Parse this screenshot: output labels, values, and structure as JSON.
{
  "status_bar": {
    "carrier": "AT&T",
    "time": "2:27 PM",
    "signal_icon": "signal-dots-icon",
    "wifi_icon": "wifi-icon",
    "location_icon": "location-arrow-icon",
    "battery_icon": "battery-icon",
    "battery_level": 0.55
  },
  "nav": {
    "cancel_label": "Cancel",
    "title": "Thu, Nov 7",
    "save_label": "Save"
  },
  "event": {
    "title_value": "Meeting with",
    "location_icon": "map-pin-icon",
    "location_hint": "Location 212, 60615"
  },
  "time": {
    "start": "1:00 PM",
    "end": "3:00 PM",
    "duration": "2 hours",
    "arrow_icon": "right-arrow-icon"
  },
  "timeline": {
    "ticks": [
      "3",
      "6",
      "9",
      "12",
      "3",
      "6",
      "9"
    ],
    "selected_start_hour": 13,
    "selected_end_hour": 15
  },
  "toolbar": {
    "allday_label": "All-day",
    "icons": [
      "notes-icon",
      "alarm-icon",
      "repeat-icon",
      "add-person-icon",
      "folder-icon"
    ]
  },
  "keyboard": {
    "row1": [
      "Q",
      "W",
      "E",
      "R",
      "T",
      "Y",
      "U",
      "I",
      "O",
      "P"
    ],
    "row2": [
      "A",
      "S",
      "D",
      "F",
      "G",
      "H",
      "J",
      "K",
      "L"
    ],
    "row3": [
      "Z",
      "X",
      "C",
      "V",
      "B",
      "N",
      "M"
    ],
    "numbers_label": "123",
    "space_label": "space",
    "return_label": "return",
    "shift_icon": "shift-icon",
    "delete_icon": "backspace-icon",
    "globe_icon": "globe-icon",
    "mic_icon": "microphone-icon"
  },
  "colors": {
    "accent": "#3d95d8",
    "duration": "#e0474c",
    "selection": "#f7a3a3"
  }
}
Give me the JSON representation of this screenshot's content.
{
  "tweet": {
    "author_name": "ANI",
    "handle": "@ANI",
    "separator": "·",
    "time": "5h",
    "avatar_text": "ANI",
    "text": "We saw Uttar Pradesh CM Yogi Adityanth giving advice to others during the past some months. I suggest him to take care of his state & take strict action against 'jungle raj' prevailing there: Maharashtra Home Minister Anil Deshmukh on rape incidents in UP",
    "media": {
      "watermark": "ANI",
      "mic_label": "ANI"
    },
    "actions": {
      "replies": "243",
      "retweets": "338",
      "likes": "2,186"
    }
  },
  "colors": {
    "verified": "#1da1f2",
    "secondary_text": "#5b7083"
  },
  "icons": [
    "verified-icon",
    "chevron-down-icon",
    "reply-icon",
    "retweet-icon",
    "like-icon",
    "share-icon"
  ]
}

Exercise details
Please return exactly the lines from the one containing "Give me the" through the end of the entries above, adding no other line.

Finished task
Give me the JSON representation of this screenshot's content.
{
  "tweet": {
    "author_name": "ANI",
    "handle": "@ANI",
    "separator": "·",
    "time": "5h",
    "avatar_text": "ANI",
    "text": "We saw Uttar Pradesh CM Yogi Adityanth giving advice to others during the past some months. I suggest him to take care of his state & take strict action against 'jungle raj' prevailing there: Maharashtra Home Minister Anil Deshmukh on rape incidents in UP",
    "media": {
      "watermark": "ANI",
      "mic_label": "ANI"
    },
    "actions": {
      "replies": "243",
      "retweets": "338",
      "likes": "2,186"
    }
  },
  "colors": {
    "verified": "#1da1f2",
    "secondary_text": "#5b7083"
  },
  "icons": [
    "verified-icon",
    "chevron-down-icon",
    "reply-icon",
    "retweet-icon",
    "like-icon",
    "share-icon"
  ]
}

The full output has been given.